## How Many Ways?

- Lesson

Children extend their investigation of the previous day to include nickels. They estimate the value of collections of pennies, nickels and dimes then determine the exact amount by exchanging sets of pennies or nickels for dimes.

Distribute plastic bags containing 24 pennies, 3 nickels and 3 dimes to each child. Next hold up a nickel and ask the children to find a nickel in their bag. As they describe the nickel record their descriptions on chart paper.

Now ask the children to place a piece of paper over a nickel and
to rub the paper with a crayon to make impressions of both sides of the
coin. Ask them to record the coin’s value in both words (5 cents) and
using cent sign notation. Then ask the children what similarities and
differences they notice about the three coins they have studied. Add
the word “nickel” to the word wall. To set the stage for this lesson,
read *26 Letters and 99 Cents*, asking children to take turns
modeling various amounts to 60 cents using the coins. Then ask them
suggest other amounts to model.

Next give each child a copy of the Ten Frame activity sheet and model trading pennies for nickels and nickels for dimes. Model trading pennies for nickels by placing 1 penny in each cell of the top row of the ten frame, and when the row is full, exchanging the 5 pennies for 1 nickel.
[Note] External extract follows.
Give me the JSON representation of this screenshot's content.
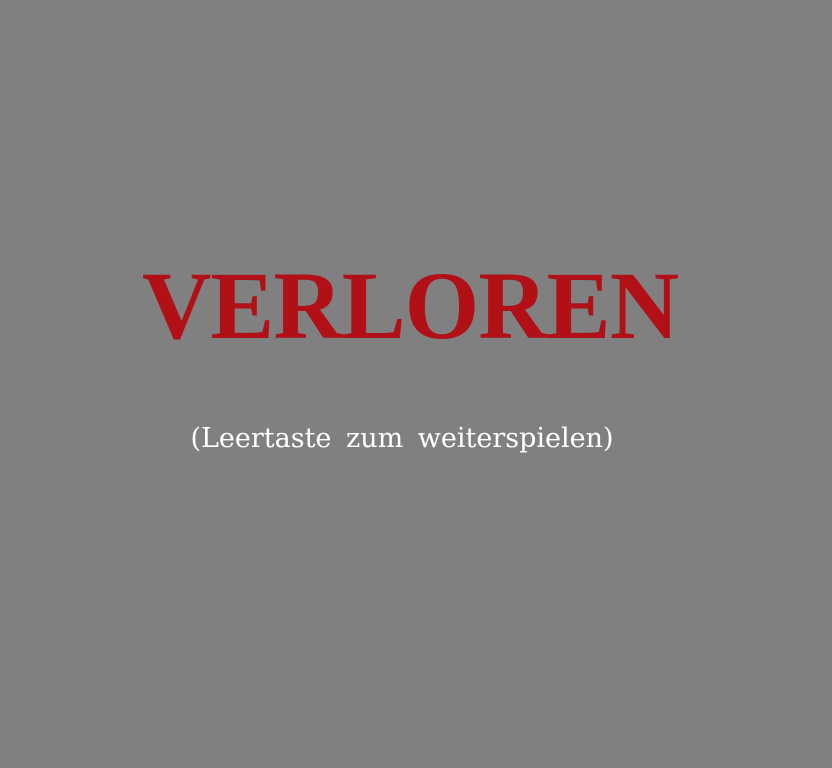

Then repeat with the bottom row. Then ask them to find out how many nickels would equal a dime, and guide them through making that exchange.

Now put the children in pairs and have the children return their coins to their plastic bags. Invite the children to take turns showing to their partner a handful of coins and having him or her guess the total value of the coins. Then ask them to work together to find the actual value, exchanging for nickels and dimes whenever possible.

When the children have had several turns, call them together and ask them to use their coins to display a given amount such as 34 cents. Call on a volunteer to show the coins they chose, then ask if anyone showed the amount a different way. Display their choices on a chart such as that shown at the end of the unit. For example, students might make 34 cents in the following ways:

3 dimes, 0 nickels, 4 pennies[You may wish to use paper copies of oversized coins on a large chart to demonstrate the combinations.]

0 dimes, 6 nickels, 4 pennies

2 dimes, 2 nickels, 4 pennies

...and so on

At the end of the lesson, ask children to choose two of the rows from the above chart and draw a picture illustrating two different ways to make an amount. They may wish to display these on the classroom bulletin board and to add them to their portfolio.

- Book:
*26 Letters and 99 Cents* - Plastic bags, each containing pennies, nickels, and dimes
- Chart paper
- Crayons
- Ten-Frame Activity Sheet

**Extensions**

- Provide paper coins, coin stamps, or actual coins in a center and encourage the children to make coin patterns with three repeats. Encourage the children to trace the coins if they use actual coins. The children can then determine the total amount shown in the pattern.

**Questions for Students**

1. How many pennies have the same value as a nickel? As a dime?

[5 pennies have the same value as a nickel; 10 pennies have the same value as a dime.]

2. How many nickels should you trade for a dime?

[2 nickels.]

3. What coins could you use to show 26 cents? How would you do it another way? Is there still another way? Repeat with other amounts.

[Student responses may include: 1 quarter and 1 penny; or, 2 dimes, 1 nickel, and 1 penny; or 26 pennies; etc.]

4. Suppose you had 5 nickels. What could you trade them for?

[A quarter; or, 2 dimes with one nickel leftover; or, 25 pennies.]

5. Suppose you want to buy some juice from a machine, and the juice costs 35 cents. What coins can you put in the machine if it doesn’t take pennies?

[A quarter and a dime; or, two dimes and a nickel; or seven nickels; etc.]

**Teacher Reflection**

- Which students met all the objectives of this lesson? What extension activities are appropriate for these students?
- Which students did not meet the objectives of this lesson? What caused them particular difficulty?
- Can most of the students estimate the value of a small set of coins?
- Can most of the students find the value of a small set of coins?
- Which pairs worked well together?
- What parts of the lesson went smoothly? Which parts would you change the next time you teach this lesson?

### Exploring Pennies and Dimes

### Trading For Quarters

### Modeling Prizes

### Number Cents: Making Change

To begin this lesson, children model prices mentioned in a children’s book. Then they make change from a given amount by counting on from the price.

*Note:* Counting on to
make change is a very challenging activity. In initial instruction, it
is best to restrict the coins used in making change to pennies and
dimes.

### Looking Back and Moving Forward

### Learning Objectives

Students will:

- Identify and state the value of a nickel
- Estimate the value of a collection of penny, nickels and dimes
- Find the value of a collection of pennies, nickels and dimes
- Construct sets of coins which have a given value